ASSIGNMENT>
Copy each line of the records that holds the string "circle".

Source records>
.....
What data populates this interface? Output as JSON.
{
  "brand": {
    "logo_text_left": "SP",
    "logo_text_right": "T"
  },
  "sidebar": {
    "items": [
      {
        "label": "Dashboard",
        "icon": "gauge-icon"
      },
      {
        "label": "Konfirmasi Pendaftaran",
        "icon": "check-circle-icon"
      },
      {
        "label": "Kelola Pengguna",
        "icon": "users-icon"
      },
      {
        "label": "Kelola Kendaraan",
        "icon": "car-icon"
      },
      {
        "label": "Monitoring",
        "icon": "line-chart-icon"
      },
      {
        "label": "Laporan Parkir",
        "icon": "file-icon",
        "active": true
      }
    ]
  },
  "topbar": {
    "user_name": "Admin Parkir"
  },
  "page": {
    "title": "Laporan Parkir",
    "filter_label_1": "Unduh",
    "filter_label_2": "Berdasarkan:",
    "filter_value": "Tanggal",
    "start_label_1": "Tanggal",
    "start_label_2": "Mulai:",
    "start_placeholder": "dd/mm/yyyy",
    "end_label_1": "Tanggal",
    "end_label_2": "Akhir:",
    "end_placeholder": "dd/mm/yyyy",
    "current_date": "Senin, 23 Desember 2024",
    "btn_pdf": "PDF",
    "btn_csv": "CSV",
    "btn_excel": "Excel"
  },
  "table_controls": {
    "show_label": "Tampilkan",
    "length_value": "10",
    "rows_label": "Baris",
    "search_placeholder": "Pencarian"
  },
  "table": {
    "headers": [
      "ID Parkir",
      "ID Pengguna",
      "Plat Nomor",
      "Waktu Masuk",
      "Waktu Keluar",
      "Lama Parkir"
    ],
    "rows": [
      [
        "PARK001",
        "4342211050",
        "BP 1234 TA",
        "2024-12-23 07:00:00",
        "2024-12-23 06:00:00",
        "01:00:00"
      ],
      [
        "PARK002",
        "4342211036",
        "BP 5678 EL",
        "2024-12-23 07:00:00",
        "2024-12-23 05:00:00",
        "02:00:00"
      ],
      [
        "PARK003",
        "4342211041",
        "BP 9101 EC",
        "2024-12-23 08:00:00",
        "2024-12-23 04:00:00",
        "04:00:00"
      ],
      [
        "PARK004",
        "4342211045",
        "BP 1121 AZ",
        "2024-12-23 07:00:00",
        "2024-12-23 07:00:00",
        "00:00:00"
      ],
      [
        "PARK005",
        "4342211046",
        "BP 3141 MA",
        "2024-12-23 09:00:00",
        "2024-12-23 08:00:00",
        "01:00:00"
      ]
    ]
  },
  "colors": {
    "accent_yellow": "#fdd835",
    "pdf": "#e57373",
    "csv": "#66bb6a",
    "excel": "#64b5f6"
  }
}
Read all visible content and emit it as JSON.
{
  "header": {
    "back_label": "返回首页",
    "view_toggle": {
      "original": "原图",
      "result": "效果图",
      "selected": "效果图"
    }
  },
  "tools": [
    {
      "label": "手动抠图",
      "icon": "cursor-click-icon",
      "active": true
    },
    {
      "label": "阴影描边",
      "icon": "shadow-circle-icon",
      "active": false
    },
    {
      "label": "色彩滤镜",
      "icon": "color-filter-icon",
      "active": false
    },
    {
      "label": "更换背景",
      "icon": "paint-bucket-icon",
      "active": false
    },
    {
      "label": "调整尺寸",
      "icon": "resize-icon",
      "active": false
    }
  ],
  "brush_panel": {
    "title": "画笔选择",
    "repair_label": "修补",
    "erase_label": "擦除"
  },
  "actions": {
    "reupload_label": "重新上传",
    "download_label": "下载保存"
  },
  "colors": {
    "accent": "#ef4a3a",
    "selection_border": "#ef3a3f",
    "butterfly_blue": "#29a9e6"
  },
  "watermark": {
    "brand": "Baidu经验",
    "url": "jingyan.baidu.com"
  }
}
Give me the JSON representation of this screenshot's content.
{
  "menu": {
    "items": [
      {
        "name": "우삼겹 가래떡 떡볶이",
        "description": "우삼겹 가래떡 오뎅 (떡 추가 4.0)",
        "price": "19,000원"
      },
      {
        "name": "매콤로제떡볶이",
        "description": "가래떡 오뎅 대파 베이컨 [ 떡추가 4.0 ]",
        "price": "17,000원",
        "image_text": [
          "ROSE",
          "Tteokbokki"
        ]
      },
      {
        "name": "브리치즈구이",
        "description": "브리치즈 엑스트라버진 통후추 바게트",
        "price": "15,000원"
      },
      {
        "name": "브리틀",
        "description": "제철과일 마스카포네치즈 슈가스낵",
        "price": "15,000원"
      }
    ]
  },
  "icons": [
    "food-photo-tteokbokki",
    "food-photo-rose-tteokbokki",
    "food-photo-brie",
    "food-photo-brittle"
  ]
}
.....
YOUR RESPONSE>
        "icon": "check-circle-icon"
      "icon": "shadow-circle-icon",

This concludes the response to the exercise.